She states more than a month because her positive result, there are still people she’s never ever met who sign in on how she’s recovering. Diana Berrent also remembers the seclusion she felt recovering from the infection. When the 46-year-old evaluated positive for coronavirus on March 18, she says she was among the very first locals in her New York neighborhood to be identified and didn’t have a skilled group to turn to.
She locked herself in a space, far from her hubby and two children, and taped her journey in a video journal as she paced through stomach problems, extreme headaches and high fevers.
He says he was initially hesitant to share his favorable outcome – concerned about the stigma he had actually been helping battle when he tested positive himself. The infection has been stigmatized by lots of as something nearly permanent, Bailey says. With health authorities now acknowledging the long-term health results that survivors have been reporting for months, Bailey states worries of infecting enjoyed ones can mean those who when checked positive are afraid of leaving their home again.
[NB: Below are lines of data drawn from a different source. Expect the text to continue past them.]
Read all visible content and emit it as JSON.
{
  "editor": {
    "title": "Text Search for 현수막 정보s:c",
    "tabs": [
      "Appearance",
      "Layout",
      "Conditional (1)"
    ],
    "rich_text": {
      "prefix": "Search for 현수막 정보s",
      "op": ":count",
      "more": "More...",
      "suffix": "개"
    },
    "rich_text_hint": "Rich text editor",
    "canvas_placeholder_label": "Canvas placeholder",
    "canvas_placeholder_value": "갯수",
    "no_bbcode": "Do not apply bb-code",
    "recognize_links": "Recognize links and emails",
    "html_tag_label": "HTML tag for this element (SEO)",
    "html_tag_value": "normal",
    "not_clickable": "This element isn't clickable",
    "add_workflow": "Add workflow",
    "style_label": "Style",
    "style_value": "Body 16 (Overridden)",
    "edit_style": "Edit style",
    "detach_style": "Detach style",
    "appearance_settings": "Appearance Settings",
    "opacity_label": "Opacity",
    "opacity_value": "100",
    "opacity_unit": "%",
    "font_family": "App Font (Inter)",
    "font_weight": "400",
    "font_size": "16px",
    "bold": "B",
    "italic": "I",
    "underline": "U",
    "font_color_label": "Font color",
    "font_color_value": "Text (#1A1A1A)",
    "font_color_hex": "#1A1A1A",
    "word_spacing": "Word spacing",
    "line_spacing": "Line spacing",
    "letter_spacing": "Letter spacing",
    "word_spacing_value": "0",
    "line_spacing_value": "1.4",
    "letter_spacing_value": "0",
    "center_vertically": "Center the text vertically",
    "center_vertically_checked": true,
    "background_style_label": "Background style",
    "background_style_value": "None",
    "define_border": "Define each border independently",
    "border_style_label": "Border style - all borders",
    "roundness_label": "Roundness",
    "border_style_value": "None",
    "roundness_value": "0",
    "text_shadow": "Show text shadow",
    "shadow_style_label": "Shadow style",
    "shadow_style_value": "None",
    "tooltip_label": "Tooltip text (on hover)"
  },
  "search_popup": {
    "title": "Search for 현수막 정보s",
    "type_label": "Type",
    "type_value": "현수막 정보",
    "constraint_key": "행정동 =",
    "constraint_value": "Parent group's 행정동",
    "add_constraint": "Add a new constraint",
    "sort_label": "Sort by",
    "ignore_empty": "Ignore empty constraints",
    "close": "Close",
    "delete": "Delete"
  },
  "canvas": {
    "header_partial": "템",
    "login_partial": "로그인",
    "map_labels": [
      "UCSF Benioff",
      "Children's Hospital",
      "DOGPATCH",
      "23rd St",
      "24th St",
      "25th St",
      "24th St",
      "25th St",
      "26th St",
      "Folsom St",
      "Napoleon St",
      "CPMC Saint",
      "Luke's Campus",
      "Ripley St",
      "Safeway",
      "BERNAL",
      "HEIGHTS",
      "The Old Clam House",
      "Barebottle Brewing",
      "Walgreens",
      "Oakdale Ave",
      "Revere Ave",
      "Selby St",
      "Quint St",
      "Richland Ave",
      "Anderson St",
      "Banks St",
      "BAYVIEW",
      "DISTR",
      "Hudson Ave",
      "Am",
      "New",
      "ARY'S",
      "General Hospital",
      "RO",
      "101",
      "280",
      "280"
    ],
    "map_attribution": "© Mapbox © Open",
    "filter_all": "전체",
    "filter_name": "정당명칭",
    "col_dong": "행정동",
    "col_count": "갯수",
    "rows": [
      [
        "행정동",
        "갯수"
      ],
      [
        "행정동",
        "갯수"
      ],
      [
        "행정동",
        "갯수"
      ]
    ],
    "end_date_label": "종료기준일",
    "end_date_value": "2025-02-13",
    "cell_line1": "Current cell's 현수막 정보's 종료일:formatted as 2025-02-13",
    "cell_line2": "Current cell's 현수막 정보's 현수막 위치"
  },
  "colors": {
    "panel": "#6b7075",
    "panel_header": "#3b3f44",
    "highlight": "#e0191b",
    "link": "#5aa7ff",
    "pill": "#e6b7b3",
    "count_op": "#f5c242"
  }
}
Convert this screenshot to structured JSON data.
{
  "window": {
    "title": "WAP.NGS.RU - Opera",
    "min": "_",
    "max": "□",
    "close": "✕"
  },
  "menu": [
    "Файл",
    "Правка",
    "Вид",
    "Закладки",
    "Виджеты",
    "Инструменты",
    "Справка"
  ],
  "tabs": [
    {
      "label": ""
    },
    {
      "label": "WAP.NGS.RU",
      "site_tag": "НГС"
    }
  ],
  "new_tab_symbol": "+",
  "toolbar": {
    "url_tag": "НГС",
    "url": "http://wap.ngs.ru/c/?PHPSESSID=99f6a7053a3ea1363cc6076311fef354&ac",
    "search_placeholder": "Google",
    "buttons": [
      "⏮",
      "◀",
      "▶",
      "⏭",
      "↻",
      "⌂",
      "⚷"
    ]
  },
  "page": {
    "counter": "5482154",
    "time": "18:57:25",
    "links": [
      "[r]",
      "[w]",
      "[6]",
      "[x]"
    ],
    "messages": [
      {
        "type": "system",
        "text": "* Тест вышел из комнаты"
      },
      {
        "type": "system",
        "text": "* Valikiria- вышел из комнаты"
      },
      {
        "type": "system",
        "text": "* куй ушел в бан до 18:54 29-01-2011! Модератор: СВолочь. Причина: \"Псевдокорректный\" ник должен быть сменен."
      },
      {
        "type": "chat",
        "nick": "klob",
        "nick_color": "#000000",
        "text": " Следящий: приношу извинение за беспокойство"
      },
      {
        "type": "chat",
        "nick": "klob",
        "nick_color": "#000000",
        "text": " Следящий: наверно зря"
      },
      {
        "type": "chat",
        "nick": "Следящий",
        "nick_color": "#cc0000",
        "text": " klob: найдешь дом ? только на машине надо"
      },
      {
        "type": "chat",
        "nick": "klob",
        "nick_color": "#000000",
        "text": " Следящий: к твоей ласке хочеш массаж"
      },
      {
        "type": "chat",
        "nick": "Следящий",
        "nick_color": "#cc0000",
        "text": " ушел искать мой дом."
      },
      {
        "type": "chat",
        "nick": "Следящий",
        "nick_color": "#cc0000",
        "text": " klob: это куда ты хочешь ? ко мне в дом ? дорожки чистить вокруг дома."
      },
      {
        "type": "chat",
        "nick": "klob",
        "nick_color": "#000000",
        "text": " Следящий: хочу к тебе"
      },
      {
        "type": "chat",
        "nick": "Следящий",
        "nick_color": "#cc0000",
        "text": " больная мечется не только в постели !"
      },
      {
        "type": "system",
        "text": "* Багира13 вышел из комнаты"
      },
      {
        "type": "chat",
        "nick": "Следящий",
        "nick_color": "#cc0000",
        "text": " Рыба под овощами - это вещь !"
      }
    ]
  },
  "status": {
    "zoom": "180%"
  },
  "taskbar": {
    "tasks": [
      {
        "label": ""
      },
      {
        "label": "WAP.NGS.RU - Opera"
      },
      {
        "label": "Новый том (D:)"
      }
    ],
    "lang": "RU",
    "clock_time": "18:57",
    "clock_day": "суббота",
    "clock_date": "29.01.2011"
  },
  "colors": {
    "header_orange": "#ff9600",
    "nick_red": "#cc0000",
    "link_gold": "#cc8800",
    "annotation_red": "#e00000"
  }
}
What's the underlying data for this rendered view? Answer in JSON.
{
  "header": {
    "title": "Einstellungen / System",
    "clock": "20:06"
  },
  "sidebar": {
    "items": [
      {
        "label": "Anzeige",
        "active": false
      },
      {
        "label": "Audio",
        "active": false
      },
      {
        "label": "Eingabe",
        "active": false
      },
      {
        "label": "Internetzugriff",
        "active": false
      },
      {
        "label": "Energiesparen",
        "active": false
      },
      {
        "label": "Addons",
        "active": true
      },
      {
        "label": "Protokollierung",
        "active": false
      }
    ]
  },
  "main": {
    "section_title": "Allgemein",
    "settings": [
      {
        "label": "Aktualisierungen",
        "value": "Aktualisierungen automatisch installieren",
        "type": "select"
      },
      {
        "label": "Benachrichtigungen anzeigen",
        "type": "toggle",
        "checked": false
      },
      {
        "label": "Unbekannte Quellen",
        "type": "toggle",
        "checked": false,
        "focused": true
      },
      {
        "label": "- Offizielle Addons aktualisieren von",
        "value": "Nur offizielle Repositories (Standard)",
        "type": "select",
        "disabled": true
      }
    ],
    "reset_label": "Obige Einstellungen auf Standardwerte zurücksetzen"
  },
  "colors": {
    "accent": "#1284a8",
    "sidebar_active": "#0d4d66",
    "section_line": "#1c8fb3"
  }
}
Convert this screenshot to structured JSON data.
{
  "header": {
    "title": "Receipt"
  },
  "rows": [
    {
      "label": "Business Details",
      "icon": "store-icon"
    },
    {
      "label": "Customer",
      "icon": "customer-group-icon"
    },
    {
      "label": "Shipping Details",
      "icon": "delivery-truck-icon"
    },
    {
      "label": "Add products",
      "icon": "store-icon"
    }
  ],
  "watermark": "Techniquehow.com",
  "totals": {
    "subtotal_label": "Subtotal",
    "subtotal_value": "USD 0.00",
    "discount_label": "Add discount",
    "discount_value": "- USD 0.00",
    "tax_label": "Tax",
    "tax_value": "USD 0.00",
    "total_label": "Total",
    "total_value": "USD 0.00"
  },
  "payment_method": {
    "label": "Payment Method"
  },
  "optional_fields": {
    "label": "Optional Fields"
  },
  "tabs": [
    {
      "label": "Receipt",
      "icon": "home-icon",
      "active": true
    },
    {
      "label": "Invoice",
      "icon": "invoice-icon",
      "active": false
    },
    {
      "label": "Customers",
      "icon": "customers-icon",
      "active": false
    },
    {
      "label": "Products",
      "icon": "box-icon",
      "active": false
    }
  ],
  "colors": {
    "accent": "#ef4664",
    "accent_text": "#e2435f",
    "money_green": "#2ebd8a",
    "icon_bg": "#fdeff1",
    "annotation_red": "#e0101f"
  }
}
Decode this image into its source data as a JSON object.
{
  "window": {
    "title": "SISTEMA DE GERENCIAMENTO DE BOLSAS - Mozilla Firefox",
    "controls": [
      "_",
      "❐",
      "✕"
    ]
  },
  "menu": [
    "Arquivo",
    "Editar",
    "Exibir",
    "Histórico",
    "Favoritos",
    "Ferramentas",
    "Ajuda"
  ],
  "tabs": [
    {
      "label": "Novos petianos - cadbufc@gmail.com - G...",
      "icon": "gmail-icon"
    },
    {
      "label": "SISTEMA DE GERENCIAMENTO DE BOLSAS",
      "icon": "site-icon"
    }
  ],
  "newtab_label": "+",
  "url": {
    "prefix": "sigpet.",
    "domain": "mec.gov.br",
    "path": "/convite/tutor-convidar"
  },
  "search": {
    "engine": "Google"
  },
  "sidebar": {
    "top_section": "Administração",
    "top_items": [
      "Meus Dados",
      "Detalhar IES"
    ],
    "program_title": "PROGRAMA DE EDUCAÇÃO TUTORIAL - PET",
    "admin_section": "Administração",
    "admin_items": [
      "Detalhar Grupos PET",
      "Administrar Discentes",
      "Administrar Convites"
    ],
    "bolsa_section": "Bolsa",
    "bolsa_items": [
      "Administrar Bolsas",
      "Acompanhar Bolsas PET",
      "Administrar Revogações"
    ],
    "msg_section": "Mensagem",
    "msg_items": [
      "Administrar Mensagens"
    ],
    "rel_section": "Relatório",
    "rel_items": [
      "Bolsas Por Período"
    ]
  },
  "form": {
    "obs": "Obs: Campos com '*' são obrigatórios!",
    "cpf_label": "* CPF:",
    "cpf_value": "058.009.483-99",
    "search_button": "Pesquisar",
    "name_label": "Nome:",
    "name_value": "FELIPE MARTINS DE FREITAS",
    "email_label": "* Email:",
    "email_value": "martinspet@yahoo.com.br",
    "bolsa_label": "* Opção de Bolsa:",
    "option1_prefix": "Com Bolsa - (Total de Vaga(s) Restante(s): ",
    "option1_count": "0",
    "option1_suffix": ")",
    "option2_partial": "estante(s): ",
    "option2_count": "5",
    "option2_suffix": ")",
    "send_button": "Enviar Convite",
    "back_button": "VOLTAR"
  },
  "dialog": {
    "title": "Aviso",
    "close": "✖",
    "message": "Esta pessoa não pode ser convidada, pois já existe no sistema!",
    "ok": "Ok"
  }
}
“They’re all encouraging, it’s just amazing to see all this exchange. I battled with whether to… inform my own story. And I understood that, My gosh, I’m one of these people. Here I am informing them not to be scared to speak about it, and I myself hesitate,” Khudyakov states.
With an increased sense of anxiety the virus has actually developed, Bailey says, “I think every American… thinks that if they cough or misstep or sneeze, now (they)’ve got Covid.” And some individuals who have stayed healthy are now preventing contact with anyone who checked favorable – even if that test was months earlier. The groups have been an automobile to tackle those stigmas.
And for people who have actually been fortunate enough to recover, he states the groups that served to better the patients psychological health played a significant role in that process.
It was worst in the evening, Berrent states, when fears of going to the medical facility or ending up on a ventilator would crowd her mind. However when she began feeling better, she had a realization that changed her life. The forums that have actually grown out of the pandemic deal a wide-reaching neighborhood of support, with just as lots of people requesting for guidance as there are requesting for words of encouragement.
“Your mental health is really crucial when you’re handling this. And you’ve still got to do a lot of self-care, not simply physical care, but a great deal of self-care and you require support,” Bailey says. By June, with loosened procedures in the state, Osorio says she let her secure down and chose to go to friends and family and choose a round of beverages.
“I thought it was an outdoor bar, we’re going to be fine, we’re not in risk, they inspected our temperatures. I felt pretty safe, but clearly it wasn’t safe,” Osorio says. Two days later on, she had her first cold-like symptoms.
Many state they discovered recognition understanding they weren’t alone in their months-long recoveries.
“The first 4 days from getting my result it was much like, I was in bed having panic attacks. It was simply dreadful,” Osorio continued. And about 10 days after that, she checked positive for coronavirus. The early days of her healing process seemed like she was taking two actions forward and after that a step back, with symptoms reoccuring.
“The only time I’m not speaking about Covid because February has actually been when I’m asleep,” Berrent said. She calls the movement she’s created: “the Peace Corps of the Covid Generation”. Members separating in the house wanting to recuperate from coronavirus said they had the ability to fight the disease with the aid of tips from complete strangers, while others discovered comfort from people around the world who shared their unusual experiences.